fan

Chase, Mathewson and Doyle fans from a 2005 auction; the three sold for $3,480.

 

Lost Advertisements–Larry Doyle for Coca-Cola

20 Mar

larrydoylecoke

A 1916 advertisement for Coca-Cola featuring New York giants Captain Larry Doyle.

Four years earlier, when Doyle led the Giants to a National League championship–hitting .330 and winning the Chalmers Award as the league’s most valuable player–he told a reporter from The New York Evening Journal that his success was driven by a snub from White Sox Manager Jimmy “Nixey” Callahan:

“When he was playing in a western minor league city (the Three-I League with the Springfield Senators) the (New York) Highlanders heard of him and asked Callahan, then playing independent ball (in Chicago’s City League), to look him over.  Callahan watched Doyle perform in several games and then wired the Highlanders:

“‘He isn’t fast enough.  Can’t field and isn’t a first-class hitter.’

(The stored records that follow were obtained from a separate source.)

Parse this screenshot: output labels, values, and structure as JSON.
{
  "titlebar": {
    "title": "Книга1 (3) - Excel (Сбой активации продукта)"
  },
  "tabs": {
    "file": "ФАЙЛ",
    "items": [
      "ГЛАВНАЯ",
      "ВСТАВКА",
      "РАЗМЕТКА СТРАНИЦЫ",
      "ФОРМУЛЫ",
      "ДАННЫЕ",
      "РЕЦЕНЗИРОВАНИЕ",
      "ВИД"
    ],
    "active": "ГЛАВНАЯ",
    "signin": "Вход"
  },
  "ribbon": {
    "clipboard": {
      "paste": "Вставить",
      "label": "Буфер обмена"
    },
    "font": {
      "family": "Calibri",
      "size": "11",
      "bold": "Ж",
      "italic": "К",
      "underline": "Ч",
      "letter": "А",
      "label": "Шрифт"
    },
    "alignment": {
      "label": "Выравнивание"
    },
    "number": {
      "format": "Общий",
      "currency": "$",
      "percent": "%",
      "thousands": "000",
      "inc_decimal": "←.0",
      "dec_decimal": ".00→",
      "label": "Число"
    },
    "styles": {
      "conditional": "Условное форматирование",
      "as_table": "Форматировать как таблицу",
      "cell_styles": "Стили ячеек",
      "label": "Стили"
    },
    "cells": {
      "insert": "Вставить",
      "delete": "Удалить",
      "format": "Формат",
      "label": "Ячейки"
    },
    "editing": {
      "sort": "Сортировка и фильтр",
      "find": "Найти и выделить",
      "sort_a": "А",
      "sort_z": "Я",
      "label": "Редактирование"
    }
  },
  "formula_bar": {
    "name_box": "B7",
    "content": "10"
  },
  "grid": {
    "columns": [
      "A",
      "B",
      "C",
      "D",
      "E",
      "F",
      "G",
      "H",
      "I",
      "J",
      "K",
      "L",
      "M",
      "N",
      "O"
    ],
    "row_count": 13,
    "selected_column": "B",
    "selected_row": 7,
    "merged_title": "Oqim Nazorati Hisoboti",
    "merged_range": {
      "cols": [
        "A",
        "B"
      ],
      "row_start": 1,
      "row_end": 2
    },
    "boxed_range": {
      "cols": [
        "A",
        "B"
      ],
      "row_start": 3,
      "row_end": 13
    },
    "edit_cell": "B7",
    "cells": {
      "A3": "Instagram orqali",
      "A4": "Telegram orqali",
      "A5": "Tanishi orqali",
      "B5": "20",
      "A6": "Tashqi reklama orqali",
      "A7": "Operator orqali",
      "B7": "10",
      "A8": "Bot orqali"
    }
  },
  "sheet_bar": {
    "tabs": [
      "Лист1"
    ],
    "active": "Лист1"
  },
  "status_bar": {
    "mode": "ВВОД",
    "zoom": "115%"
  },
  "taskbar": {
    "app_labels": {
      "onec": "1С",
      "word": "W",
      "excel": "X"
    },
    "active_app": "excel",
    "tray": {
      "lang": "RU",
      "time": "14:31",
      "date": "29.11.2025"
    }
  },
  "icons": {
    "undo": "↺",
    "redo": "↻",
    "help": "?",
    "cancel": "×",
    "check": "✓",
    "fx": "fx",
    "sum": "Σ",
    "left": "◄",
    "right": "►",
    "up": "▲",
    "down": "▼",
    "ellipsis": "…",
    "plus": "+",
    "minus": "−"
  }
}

“So Doyle was passed up and Callahan sent in a bill for $200 to cover his expenses and time.  Then (John) McGraw walked up…and paid $4,000 (actually $4,500) for Doyle, who couldn’t be purchased now for three times that amount.  All of which goes to show that some of the best judges of ball players make serious mistakes.”